“No news is good news” for cellular users concerned about security. Android seems to be going through a tough patch lately. The problem stems from the very quality that makes Android unique – the platform is too open. Hackers are developing spyware everyday that can infiltrate Android phones without user knowledge, and most of users have no idea that spyware is on their phones, or how it should be removed. Minimal check-ins and shaky security measures leave these Android devices constantly vulnerable. To top it off, the Android Market is open to all, and getting one’s app on it is as easy as signing up for an email account. By the time Google gets rid of an app, it’s already made its way to thousands of unsuspecting users.
“No permission” apps are not a no-no
Some people want to cut Google some slack, since the Android platform is relatively new. The security issues can be worked on and rectified. However, Android isn’t just failing at keeping developers from creating harmful apps, it’s also failing at controlling what permissions normal apps are acquiring. “No permission” apps have the ability to get access to things that have nothing to do with them. For example, the Facebook app has access to your text messages, even though it has nothing to do with them. An app may ask for ‘obvious’ permission which it requires to work, but can secretly gain access to, something as off limits as your SD card. A user’s sensitive data can very easily make its way into someone else’s hands.
Why so serious?
The extent of the danger can be seen in the fact that the SD card stores OpenVPN certificates, which are easily accessible to malicious apps for infiltration. The system files of an Android can also be manipulated to access information stored by other apps in the phone’s directories. Even if you don’t share sensitive information with a spy app, or a malicious app, it can just as easily find what it’s looking for in these directories.
The Facebook story
One new debacle with the Facebook app is a good example of app security gone wrong. Facebook’s app for Android (and iPhone) can help hackers steal people’s identity.

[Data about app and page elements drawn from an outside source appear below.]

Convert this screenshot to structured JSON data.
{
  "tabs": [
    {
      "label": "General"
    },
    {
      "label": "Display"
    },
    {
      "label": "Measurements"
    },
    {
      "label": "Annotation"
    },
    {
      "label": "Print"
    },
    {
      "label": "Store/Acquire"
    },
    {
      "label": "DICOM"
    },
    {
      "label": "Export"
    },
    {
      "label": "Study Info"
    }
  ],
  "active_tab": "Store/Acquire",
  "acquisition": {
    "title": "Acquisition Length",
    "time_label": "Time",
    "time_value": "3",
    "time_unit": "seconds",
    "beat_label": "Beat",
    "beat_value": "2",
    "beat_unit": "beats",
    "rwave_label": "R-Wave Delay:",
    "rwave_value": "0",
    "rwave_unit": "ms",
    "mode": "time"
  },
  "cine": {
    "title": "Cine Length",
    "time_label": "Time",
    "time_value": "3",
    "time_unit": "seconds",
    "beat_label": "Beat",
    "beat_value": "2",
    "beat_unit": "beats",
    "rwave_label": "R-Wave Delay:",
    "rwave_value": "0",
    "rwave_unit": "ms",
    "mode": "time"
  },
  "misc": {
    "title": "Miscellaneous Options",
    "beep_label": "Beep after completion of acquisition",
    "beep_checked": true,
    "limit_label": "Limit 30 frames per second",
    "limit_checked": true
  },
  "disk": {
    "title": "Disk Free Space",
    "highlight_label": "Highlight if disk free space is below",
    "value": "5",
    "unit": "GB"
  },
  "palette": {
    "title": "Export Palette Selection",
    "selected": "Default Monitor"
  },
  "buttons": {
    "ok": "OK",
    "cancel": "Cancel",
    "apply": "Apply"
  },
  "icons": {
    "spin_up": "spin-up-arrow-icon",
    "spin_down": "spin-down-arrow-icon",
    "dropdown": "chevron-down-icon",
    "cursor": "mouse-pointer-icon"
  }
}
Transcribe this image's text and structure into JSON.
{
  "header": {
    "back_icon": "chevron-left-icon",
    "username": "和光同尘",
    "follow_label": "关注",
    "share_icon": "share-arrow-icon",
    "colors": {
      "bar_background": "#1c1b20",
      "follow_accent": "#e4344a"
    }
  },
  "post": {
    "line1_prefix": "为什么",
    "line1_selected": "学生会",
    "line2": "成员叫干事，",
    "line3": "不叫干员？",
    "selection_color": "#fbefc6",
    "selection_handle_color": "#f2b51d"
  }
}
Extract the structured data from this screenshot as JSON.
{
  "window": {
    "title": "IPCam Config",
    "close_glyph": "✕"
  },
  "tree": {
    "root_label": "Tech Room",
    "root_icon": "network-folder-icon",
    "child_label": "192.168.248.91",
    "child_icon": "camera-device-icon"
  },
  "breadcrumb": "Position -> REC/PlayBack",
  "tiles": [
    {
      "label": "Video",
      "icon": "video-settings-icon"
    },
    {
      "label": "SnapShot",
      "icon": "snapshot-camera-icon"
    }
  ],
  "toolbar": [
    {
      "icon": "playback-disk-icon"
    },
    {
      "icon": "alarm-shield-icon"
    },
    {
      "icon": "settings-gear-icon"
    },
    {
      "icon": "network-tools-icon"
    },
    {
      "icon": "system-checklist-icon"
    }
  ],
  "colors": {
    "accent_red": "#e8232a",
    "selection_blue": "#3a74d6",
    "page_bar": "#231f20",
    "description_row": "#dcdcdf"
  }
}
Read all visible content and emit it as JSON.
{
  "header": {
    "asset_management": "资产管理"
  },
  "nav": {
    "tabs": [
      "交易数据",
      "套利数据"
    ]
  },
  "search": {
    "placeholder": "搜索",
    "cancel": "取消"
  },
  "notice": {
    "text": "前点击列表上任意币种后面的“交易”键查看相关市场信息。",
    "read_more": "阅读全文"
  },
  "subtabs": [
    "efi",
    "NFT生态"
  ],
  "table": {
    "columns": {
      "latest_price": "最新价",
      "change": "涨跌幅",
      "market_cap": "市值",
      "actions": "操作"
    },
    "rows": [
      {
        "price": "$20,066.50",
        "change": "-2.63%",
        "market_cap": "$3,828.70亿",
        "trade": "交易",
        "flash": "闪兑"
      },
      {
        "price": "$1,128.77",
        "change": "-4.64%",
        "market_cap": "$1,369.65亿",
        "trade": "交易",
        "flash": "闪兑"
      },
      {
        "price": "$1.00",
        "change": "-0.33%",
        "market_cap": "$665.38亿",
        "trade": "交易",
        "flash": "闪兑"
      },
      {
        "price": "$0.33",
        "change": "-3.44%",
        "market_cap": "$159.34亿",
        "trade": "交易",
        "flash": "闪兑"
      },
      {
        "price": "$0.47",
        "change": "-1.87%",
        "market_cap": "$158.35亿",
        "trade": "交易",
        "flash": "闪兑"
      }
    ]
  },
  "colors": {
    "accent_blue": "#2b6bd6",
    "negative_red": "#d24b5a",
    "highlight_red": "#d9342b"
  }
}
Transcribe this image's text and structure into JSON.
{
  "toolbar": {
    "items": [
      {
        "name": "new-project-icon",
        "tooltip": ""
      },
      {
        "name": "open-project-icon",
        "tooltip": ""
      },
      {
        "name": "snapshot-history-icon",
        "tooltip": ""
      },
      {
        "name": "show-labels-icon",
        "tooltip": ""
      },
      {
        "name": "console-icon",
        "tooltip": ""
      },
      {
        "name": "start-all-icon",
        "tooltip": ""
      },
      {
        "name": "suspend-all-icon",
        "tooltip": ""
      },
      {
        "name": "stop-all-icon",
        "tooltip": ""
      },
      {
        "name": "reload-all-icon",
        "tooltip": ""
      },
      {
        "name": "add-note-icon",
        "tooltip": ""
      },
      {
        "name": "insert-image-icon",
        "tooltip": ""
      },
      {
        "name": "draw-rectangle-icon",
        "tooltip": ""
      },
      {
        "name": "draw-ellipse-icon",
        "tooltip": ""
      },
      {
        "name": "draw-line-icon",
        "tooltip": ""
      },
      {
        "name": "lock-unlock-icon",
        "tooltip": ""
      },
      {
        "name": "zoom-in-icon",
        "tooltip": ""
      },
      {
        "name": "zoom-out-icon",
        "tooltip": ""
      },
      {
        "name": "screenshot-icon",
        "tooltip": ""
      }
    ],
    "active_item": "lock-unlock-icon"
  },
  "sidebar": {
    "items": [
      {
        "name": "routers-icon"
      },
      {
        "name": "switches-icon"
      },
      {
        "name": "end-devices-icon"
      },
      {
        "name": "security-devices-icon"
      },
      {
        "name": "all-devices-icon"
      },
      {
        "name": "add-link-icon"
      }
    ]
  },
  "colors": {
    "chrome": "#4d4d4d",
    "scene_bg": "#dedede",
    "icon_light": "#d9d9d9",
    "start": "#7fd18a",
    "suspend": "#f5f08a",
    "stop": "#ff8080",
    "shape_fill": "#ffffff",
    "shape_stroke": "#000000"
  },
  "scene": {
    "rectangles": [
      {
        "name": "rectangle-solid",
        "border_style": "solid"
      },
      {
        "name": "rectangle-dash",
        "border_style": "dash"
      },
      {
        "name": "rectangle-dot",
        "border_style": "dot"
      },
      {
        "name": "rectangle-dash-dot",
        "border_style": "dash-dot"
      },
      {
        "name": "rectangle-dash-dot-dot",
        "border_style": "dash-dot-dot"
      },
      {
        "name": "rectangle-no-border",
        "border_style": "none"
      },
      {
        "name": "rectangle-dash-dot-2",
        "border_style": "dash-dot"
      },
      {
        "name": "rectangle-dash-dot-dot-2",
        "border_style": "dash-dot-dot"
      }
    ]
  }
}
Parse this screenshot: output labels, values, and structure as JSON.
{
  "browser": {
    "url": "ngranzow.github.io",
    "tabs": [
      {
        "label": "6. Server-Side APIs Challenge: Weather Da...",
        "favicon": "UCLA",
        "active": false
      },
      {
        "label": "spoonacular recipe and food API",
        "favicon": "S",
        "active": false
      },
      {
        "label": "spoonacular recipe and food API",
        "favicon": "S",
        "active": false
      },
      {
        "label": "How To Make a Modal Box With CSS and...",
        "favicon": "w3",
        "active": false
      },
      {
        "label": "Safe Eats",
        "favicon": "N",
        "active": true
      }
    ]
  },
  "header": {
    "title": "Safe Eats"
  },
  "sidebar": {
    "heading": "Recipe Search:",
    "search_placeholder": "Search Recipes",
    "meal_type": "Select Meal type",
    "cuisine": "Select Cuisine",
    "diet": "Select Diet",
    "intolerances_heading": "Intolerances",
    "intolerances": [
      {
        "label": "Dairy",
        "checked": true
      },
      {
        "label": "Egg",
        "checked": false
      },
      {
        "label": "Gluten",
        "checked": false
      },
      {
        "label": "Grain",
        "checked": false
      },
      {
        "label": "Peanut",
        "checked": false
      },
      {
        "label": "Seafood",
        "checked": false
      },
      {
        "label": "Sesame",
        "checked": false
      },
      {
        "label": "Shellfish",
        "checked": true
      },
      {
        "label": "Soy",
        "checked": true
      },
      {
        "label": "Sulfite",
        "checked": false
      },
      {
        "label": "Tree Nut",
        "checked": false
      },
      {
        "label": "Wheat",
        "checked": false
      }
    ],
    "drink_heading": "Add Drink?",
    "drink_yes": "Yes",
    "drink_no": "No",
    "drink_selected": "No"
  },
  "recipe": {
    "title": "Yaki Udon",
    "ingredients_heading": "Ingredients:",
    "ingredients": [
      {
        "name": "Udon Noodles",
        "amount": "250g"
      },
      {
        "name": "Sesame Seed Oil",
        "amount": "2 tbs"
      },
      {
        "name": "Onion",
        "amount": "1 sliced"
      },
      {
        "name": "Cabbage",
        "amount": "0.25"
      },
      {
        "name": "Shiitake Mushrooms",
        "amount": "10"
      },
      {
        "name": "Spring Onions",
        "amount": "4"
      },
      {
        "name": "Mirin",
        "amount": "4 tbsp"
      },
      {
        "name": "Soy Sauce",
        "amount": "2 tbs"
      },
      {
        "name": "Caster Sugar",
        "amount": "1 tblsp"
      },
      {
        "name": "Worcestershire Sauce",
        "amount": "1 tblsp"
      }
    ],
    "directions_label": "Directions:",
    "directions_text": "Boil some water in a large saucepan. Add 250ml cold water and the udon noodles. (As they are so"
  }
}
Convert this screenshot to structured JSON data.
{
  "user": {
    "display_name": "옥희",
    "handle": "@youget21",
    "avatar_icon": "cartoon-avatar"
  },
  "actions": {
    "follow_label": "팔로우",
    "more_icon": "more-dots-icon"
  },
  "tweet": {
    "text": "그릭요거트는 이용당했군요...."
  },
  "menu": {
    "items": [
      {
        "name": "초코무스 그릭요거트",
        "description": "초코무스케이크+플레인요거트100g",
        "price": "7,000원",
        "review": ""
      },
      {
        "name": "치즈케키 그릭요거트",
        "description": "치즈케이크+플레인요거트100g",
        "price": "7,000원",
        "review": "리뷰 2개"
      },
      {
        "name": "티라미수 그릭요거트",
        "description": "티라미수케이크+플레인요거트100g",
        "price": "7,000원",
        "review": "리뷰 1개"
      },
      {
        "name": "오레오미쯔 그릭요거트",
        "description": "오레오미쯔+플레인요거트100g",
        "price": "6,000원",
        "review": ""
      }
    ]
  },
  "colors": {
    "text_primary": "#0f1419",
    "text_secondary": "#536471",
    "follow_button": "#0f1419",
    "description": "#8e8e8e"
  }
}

Gareth Wright, a developer who created apps for both iPhone and Android, investigated the app directories on his phone and found a new loophole in the Facebook app’s architecture. He found a Facebook access token that he had managed to create for some games on his iPhone. Wright poked around the app a bit more and found that with that token, a user’s entire Facebook access can be stolen, right under their nose. All your pictures, videos, contact details, private messages, and everything else is in the hands of anyone who can access that one small piece of code. Although not directly linked to Android’s own security failures, this new discovery does nothing but add fuel to the fire. It forces people to stop and think about the number of apps that they add to their phone – and additionally, about apps that are supposedly trustworthy and will keep their data safe.
Natalia David is a blogger by profession and writes about PC monitoring, keylogger, Cell phone security software, and spy software for BlackBerry. If you want to know more about Natalia you can follow her on twitter @NataliaDavid4